In Hybrid Highrise Beatrice Galilee writes about Wandel Hoefer Lorch & Hirsch new building in Tbilisi, Georgia. The 2008 Russia-Georgia war left the project in an incomplete state.
“The building with its main structure, its façade, and its technical equipment was finished – just the inner partitions were missing. The partition of the office building became a long process, and actually a process that will never really stop since the user structure will be constantly changing.”
In Forms of Energy #8, Marialuisia Palumbo, looks at the Terlizzi project by the Pica Ciamarra office an example of attempted urban redevelopment which she writes “is certainly a positive point for the Puglia region, which has become the most significant political laboratory in Italy in recent years researching an alternative to the oil-based culture“. The project is an attempt to weave together residential, post-industrial, business spaces and solar energy production into a new urban district.
Also, published recently was a great Op-Ed by Brian Kuan Wood, entitled Gated Communities, it explores the idea of autonomous communities. From new “contract cities” managed and serviced by multinational corporation like CH2M HILL, to modern day Tory dreams of a Big Society. Or the indigenous Croa community in Brazil’s remote state of Acre.
Brendan McGetrick travels to Songjiang to visit The Giant Interactive Group Campus by Morphosis. I was surprised to read this passage, give the size and scale, even contemporary nature of the work; “These thoughtful “third places” comprise one of the campus’s defining features and suggest the existence of a soft, compassionate core beneath the headquarters’ hard exterior.”
Alona Martinez Perez interviews Lord Rogers in A Design Community. Lord Rogers, at one point notes that he has always opposed “the concept that planning is different to architecture. They’re the same, just different surfaces: one horizontal and one vertical.”
Laura Bossi reports in from Bamako, Mali with Diébédo Francis Kéré., in Francis Kéré. See Africa. As noted in earlier posts on Francis one of the most interesting aspects of his projects is the effort he puts into incorporating the community. Even as far as teaching them design-build skills and using them as workers. Yet, Laura seems to indicate that this involvement stems as much from economic necessity as social agenda “the scope of work always faces rock bottom economic resources and humble materials. His creative practice is accompanied by a busy teaching schedule. In order to build his schools, he trains masons who are often people he grew up with, digging and cutting the laterite – layers of clay found in nature, even in the vicinity of his construction sites – in order to transform this material with zero kilometer impacts and costs.”

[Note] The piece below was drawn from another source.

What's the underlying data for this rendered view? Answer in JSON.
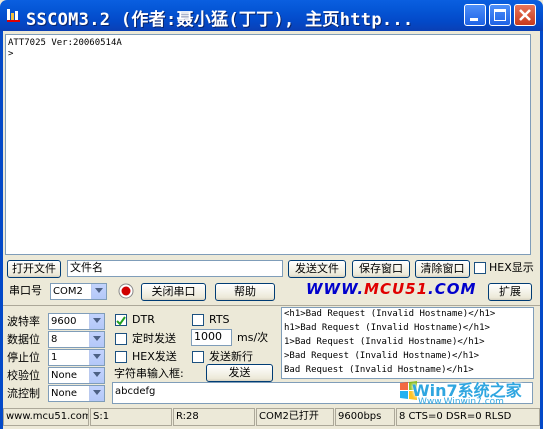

Two houses by João Vilanova Artigas, explores the houses for Olga Baeta and Rubens de Mendonça which belong to the second phase of the work of João Vilanova Artigas the most important modernist architect of São Paulo. Lauro Cavalcanti concludes, that ‘The Baeta and Mendonça houses demonstrate how the pursuit of spontaneity brought Artigas to the conclusion that buildings must “renounce their immediate function, in favour of expressing that which is richest and most extraordinary about humankind, that is to say, the poetic vision of space”.’